Exercise aim
State how many lines of the records include the word "color"; the reply is that number alone.

---

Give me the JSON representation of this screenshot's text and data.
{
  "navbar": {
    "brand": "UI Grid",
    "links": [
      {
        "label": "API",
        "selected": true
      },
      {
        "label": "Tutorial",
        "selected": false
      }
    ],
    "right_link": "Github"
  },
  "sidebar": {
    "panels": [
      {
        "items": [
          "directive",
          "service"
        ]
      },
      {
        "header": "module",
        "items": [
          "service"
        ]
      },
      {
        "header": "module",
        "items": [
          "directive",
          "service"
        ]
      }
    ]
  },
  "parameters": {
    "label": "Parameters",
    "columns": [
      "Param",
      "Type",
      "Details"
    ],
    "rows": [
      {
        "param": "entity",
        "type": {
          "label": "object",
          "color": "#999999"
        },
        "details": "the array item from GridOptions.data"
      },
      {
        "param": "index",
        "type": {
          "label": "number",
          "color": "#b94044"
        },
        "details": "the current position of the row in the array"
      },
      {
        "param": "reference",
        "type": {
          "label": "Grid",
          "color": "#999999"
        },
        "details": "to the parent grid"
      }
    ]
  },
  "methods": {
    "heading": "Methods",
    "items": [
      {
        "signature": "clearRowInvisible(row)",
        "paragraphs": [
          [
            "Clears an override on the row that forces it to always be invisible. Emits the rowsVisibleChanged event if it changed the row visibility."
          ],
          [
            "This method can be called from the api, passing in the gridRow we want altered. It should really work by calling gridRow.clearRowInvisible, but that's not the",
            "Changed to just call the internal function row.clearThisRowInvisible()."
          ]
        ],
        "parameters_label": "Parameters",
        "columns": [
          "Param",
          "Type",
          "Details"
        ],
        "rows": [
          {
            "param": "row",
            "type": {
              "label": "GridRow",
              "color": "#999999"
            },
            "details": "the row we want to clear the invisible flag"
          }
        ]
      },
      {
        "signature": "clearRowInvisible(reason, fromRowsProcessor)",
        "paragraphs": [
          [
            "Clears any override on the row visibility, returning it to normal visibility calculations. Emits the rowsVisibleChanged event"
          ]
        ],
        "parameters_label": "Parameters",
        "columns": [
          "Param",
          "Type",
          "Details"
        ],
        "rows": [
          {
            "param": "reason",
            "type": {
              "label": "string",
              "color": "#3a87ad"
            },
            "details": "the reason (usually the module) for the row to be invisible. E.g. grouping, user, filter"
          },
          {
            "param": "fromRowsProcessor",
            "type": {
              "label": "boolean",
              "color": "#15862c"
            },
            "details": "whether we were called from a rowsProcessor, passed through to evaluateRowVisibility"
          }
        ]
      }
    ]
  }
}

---

Solution to the exercise
6